Workers are happiest—and most motivated—when they feel that they accomplish something meaningful at work. These accomplishments do not need to be major breakthroughs, but making sure your team is set up to succeed is the mark of a good manager in just about any field.
Here are a few fundamental ways to stack the deck in favor of your team’s success:
Set clear project goals. Once you have your team in place, it’s vitally important to communicate your project goals and any constraints that could potentially interfere with their realization. This will guarantee that each member of your team knows exactly what needs to be done and when. It’s an intuitive first step, but one that many managers subvert or even skip entirely.
Establish accurate metrics. Next, you must meet with your team to discuss and agree on reasonable metrics for the project. These metrics should represent criteria that are both qualitative and quantitative in nature. Again, sharing ownership of these criteria with your team will keep them focused and help to better illustrate what is most important about the project.
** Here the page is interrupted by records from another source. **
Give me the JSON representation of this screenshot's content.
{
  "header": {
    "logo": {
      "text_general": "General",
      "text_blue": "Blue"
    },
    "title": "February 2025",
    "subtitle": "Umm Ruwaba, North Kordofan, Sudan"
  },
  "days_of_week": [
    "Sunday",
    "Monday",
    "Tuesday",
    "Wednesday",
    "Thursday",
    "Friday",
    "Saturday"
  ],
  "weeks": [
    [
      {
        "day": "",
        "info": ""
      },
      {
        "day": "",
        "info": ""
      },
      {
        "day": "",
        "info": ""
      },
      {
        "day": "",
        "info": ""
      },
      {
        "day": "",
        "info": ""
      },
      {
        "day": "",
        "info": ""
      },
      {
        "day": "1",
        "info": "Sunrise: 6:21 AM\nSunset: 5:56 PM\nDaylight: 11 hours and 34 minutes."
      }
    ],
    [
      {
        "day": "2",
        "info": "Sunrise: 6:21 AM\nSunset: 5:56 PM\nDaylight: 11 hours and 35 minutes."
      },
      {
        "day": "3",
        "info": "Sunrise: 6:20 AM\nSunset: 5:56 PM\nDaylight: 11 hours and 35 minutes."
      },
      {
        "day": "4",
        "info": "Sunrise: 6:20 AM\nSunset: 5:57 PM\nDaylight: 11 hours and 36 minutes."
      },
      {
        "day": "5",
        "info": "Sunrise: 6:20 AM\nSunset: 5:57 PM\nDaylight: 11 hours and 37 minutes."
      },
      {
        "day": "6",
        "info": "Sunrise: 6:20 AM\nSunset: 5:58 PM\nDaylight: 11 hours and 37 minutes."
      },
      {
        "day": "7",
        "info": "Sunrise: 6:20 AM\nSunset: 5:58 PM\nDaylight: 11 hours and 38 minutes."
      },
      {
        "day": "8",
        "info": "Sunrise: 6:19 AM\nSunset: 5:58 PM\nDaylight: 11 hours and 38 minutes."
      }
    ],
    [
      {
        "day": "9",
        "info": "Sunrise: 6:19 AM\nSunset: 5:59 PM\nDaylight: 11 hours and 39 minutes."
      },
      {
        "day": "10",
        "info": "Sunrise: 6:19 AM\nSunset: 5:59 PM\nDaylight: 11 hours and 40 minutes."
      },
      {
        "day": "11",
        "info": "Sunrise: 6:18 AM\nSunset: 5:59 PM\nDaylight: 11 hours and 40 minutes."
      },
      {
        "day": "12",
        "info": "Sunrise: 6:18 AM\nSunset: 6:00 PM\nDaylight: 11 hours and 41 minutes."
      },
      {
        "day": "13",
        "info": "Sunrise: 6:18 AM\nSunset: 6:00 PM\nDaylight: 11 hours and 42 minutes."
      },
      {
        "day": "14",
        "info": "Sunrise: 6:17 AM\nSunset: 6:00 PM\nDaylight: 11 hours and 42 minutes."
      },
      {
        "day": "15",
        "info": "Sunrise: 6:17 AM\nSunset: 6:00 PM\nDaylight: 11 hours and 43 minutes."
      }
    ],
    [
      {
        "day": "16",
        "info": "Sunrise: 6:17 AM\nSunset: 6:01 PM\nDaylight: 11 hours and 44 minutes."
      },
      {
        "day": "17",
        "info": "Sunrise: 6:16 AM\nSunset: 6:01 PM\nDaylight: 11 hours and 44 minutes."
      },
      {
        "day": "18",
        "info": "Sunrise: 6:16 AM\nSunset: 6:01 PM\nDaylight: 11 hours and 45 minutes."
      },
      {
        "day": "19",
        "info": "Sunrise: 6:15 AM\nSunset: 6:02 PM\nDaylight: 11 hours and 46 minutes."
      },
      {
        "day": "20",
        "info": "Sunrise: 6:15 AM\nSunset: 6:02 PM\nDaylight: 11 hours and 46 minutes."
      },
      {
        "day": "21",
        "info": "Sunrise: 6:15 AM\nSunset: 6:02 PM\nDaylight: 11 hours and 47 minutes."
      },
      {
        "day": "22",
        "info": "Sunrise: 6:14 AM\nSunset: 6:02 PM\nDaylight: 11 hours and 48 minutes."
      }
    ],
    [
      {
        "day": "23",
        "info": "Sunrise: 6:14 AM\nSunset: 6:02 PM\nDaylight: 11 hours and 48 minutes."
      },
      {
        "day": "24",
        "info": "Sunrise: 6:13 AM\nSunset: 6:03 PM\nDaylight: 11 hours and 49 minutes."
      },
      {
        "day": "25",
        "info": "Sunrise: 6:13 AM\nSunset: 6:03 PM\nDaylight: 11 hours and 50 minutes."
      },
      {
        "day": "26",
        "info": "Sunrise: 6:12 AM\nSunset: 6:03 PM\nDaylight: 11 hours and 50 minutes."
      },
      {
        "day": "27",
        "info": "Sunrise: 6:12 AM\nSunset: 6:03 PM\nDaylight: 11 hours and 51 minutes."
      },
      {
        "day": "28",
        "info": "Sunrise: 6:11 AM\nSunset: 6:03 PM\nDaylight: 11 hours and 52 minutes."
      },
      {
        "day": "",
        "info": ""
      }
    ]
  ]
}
This exercise is a great opportunity to discover which goals and metrics are most significant to the team, and can shed new light on overarching priorities for not only the project, but also your business in general.
Supply needed resources. Providing important resources like money, staff support and equipment will allow your team to operate efficiently and creatively. Ignoring resources or understaffing the project will create barriers to success for your team and serve as a possible point of failure on a specific goal or even the entire project.
And don’t forget your team’s most valuable resource—you. As a manager, you are an extremely important resource; it’s your job to fill in the blanks when needed and to share the breadth of your wisdom and experience. If your staff hits a roadblock with other units or outside groups, you should use your clout to clear the way.
Monitor without suffocating. Micromanaging is a problem that plagues more managers than you’d imagine. The worst part is that many don’t even realize they suffer from this affliction. We all want the work of our teams to reflect our own professional standards, but simply avoiding the classic manager “hover” over a team member’s shoulder is often not enough to avoid the pitfalls of micromanagement. If you’d answer “yes” to any of the following questions, you might be guilty of micromanaging:
- If there is a problem, do you take complete control and issue detailed orders?
- Do you tend to decline unorthodox or untested procedures to complete a project?
- Do your subordinates tend to follow every detail of your suggestions?
- When reviewing a project, do you search for every mistake?
If you just realized you’re guilty of some or all of these, don’t lose hope. It’s easy to address these habits, and you’ll be happier and more successful for doing so. The first step in avoiding micromanaging is at the start of a project. Give clear direction, but then let your team members complete the project on their own. That doesn’t mean giving up all responsibilities on a project, but instead withdrawing on a daily basis while remaining in the loop regarding project status. When you take this measured step back, your team will still see you as reliable support on the project, but will hone their independent problem-solving abilities by developing innovative solutions for the challenges they face.
Tolerate mistakes: There will be times when an employee miscalculates a task or solution, resulting in an error. You might think of this as a signal to pull in the reins. However, before doing that, evaluate the nature of the misstep. If the mistake was born of an honest risk that could have led to high reward, then it should not be punished. If, on the other hand, the failure happened because of a recurring problem or unethical act, then action may be required.
Honest mistakes should be seen as a learning moment—putting in place procedures to avoid those same mistakes from happening again. Smart risk-taking is a valuable quality in any employee, and part of taking risks is dealing with the fallout when they misfire. By accepting failure and treating it as an opportunity for professional growth, you are encouraging continued creativity. Fear of failure is crippling for many, and if you berate a team member for taking a smart risk, I can guarantee they’ll think twice before trying their next creative idea.
Focus on yourself. When managing a project, it’s tempting to focus mainly on the behaviors of your team members. However, evaluating your own strategies as a leader is just as important, if not more so. Just like your productivity is only as good as your team’s, theirs is only as good as yours.
Robert Pozen, senior lecturer at Harvard Business School and senior fellow at the Brookings Institution, recently published the bestseller “Extreme Productivity” and is readying to launch an MIT course based on the topic. Visit http://bobpozen.com for more information.
A longer version of this article appears in the May edition of Exchange.